Blue Cross and Blue Shield of Florida recently made a $600,000 gift to UNF’s School of Nursing and the University of Florida’s program to help address the state’s nursing shortage. The majority of the money will be used to train new nurses. UNF also received a $1.2 million SUCCEED grant from the state to increase the number of nurses entering the profession in Florida.
The University will also use the funds to staff a patient-simulation lab at Shands Jacksonville for the clinical education of UNF and University of Florida nursing students and members of the staff at Shands. This will allow the University to increase the enrollment of baccalaureate nursing students, upgrade technology and optimize student placement at clinical sites.
Todd Uhlman, UNF nursing student and first vice president of the Florida Nursing Students’ Association, said the following about the gift in UNF’s student newspaper, the Spinnaker: “It is essential for our success, but more importantly, for the patients.”
With support from Blue Cross and Blue Shield, the SUCCEED project will increase enrollment in the UNF and University of Florida nursing programs. It’s anticipated that 68 additional students will be admitted to both accelerated baccalaureate programs and to the new clinical nurse leader tracks. “This gift is an example of their [Blue Cross and Blue Shield of Florida] commitment to nursing,” said Dr. Pam Chally, dean of the College of Health. “Nursing students will be very positively impacted this year, the next year and the year after.”
“This will allow us to bring in more nursing students,” UNF President John Delaney said at a press conference to announce the gift. “We literally have to turn away five qualified nursing applicants for each one we take. And with the incredible need in all the hospitals and doctor’s offices across the state, it’s ridiculous that we have to do that.” The gifts to UNF and UF will each qualify for $420,000 in state matching funds. UNF will use the Blue Cross and Blue Shield of Florida gift to hire a professor who will work with a database which will enable the School of Nursing to match the nursing students’ education to clinical sites in the Jacksonville area.

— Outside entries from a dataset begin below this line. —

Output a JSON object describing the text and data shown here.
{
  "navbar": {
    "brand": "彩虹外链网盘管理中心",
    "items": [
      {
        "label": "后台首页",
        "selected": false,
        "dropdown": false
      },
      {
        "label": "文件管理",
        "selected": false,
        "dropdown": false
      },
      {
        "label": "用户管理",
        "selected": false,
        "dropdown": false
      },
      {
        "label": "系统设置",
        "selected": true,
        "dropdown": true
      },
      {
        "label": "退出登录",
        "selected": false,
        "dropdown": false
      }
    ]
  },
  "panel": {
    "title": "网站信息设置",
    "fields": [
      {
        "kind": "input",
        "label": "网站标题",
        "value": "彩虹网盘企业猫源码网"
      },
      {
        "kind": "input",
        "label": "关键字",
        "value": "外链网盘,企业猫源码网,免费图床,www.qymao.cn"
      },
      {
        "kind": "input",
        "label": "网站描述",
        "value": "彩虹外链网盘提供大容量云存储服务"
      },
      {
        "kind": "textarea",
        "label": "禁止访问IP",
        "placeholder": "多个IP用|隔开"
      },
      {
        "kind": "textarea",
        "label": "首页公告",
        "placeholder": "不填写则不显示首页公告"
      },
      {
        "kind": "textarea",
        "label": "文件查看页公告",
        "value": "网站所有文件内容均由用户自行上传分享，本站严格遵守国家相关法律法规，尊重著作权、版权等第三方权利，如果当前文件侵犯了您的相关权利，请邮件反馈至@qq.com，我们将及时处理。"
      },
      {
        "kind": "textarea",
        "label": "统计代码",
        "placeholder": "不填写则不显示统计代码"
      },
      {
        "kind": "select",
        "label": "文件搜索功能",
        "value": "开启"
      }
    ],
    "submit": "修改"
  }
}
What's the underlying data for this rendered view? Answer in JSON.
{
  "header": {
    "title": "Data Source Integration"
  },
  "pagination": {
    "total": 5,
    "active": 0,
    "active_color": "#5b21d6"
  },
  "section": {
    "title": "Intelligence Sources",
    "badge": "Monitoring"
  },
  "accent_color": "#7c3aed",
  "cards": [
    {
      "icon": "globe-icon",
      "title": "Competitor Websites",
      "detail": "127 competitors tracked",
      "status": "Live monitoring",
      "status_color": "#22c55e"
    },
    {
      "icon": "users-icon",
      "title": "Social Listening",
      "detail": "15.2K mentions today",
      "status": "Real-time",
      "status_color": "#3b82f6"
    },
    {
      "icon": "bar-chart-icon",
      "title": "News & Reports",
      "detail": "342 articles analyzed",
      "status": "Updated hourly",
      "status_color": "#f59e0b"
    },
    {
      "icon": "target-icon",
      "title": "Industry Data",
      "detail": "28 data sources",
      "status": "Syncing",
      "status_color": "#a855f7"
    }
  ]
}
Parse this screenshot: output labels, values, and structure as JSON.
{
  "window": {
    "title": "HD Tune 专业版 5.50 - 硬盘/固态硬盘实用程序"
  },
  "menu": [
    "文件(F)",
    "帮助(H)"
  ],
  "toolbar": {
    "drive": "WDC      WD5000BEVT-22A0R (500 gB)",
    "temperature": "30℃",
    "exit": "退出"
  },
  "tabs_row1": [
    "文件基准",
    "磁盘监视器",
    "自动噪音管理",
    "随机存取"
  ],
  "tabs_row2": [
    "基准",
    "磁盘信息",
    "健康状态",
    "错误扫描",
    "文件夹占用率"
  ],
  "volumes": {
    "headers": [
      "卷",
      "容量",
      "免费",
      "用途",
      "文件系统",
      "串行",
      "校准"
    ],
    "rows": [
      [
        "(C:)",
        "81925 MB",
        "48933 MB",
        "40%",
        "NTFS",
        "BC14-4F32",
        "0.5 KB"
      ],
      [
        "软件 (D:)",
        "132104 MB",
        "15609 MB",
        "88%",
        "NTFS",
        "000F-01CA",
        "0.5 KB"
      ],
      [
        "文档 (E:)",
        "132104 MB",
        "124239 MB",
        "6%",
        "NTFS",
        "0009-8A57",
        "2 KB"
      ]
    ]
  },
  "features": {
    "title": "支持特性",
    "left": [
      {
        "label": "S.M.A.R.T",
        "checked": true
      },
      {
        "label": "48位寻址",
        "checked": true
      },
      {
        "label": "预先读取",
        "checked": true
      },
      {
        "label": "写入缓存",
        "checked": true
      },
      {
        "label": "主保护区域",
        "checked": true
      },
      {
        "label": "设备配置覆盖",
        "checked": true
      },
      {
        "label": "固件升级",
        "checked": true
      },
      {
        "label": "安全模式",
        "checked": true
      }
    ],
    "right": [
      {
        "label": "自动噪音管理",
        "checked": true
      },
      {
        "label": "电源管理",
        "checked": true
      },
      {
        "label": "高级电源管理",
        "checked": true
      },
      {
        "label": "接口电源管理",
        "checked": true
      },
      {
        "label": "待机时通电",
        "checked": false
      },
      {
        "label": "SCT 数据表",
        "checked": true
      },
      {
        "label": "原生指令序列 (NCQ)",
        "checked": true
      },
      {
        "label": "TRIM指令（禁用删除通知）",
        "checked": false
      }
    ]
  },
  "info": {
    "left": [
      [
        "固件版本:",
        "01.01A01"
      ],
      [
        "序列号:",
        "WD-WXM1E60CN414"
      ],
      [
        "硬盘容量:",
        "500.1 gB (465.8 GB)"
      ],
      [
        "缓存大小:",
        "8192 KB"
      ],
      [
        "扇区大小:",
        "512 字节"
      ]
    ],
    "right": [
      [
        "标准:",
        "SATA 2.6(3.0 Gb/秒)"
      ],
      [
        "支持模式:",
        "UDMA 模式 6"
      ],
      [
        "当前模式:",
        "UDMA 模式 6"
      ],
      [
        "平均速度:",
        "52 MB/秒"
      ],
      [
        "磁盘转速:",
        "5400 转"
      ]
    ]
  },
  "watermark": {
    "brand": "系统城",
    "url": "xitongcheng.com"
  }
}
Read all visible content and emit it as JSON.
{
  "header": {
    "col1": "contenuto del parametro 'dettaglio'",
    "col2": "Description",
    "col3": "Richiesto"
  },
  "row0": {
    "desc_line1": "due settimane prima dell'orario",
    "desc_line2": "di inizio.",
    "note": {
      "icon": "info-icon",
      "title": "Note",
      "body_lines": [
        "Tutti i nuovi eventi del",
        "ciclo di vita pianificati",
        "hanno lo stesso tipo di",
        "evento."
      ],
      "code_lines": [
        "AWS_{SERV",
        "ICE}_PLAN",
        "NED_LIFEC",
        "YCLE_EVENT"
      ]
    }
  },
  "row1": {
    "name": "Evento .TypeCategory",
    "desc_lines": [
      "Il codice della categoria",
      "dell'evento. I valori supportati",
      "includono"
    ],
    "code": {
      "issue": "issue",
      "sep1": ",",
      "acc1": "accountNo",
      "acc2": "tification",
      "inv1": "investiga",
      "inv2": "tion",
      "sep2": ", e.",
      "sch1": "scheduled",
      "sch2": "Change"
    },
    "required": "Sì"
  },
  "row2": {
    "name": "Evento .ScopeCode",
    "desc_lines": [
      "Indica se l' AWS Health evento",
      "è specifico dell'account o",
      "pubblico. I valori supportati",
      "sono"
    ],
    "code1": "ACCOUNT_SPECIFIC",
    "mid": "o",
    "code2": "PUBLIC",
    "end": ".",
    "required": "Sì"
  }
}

Florida’s nursing shortage, estimated at 34,000 and expected to hit 61,000 within 15 years, has resulted in a negative impact in the quality and availability of health care. “We recognize how important collaboration is to achieve meaningful progress in easing the nursing shortage,” said Dr. Robert Lufrano, chairman and chief executive officer of Blue Cross and Blue Shield of Florida.